The Role of miRNAs in Diabetic Healing
The goal of this project is to utilize a genomics approach to elucidate the molecular pathogenesis of DFUassociated miRNAs by demonstrating their role in impaired wound healing and evaluating the ability of specific antagomirs (sequencespecific antimiRNA oligonucleotides) to reverse the healing impairment and restore the normal healing cascade. This project focuses on identifying and testing new class of therapeutic agents that may reverse the pathogenic nonhealing phenotype based genomics analyses of miRNA that may be used to prevent and/or treat nonhealing DFUs in the future.
Statins in Wound Healing
Non-healing wounds are frequent in obese patients. This project aims to study cholesterol metabolism and its regulation in wound healing. For example, how systemic and/or topical statins regulate wound healing process in normo- and hyper-lipidemic porcine wound model. Furthermore, optimal statin(s) are studied in the presence and absence of wound infection.
Innate and Adaptive Immunity in acute and chronic wounds
This projects focuses on understanding of skin-specific local HPA axis and its role in tissue injury (physical, biological or chemical) including cross-talk between inflammation and cortisol synthesis, mechanism of action of epidermal glucocorticoids as well as the effects of systemic stress on this process.

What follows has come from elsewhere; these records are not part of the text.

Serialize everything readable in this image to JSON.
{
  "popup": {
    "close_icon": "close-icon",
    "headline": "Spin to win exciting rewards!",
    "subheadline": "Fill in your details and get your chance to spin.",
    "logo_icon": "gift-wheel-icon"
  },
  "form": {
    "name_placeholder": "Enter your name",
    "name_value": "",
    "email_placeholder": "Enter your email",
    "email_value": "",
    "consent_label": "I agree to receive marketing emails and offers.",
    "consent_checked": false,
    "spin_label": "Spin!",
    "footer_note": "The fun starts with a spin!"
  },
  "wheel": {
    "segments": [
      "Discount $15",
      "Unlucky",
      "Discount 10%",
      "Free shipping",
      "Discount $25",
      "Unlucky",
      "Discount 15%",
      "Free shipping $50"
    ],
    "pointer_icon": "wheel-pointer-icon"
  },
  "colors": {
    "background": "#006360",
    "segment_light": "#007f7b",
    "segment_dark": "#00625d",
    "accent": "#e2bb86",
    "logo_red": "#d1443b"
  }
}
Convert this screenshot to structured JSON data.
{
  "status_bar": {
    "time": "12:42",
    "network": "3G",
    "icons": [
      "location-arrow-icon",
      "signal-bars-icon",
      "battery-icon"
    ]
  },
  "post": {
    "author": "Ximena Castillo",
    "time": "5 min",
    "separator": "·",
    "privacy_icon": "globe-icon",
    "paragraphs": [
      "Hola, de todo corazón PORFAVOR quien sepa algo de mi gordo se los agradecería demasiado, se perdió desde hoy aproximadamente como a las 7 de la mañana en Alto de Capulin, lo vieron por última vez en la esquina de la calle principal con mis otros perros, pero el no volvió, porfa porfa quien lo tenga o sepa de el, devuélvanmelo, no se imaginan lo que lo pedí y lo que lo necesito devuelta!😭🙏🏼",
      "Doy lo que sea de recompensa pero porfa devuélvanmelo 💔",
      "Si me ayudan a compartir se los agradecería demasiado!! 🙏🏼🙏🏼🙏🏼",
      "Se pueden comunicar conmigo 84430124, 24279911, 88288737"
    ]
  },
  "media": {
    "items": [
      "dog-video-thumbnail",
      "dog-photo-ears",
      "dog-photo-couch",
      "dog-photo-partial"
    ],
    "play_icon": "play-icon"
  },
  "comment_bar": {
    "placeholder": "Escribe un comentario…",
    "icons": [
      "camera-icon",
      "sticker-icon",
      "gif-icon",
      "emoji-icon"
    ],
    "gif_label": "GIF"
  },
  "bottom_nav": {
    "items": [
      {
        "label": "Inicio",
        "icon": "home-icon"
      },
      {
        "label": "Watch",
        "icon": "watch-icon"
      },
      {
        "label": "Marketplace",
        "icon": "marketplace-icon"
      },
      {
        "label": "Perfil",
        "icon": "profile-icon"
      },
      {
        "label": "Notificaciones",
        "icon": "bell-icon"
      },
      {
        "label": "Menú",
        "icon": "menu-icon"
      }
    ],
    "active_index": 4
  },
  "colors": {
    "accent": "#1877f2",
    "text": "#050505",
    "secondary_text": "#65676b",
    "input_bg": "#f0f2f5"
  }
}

Aging and Wound Healing
Chronic wounds are more frequently found in elderly patients. However, mechanisms by which aging contributes to inhibition of healing are not well established. Therefore, we focus on studying multiple aspects of aging process in skin and mechanisms by which it may contribute to impairment in healing, including, reduced steroid hormones, Vitamin D deficiency, inflammatory response, miRNAs.
For related clinical program, please see Dr. Robert S. Kirsner and his clinical research team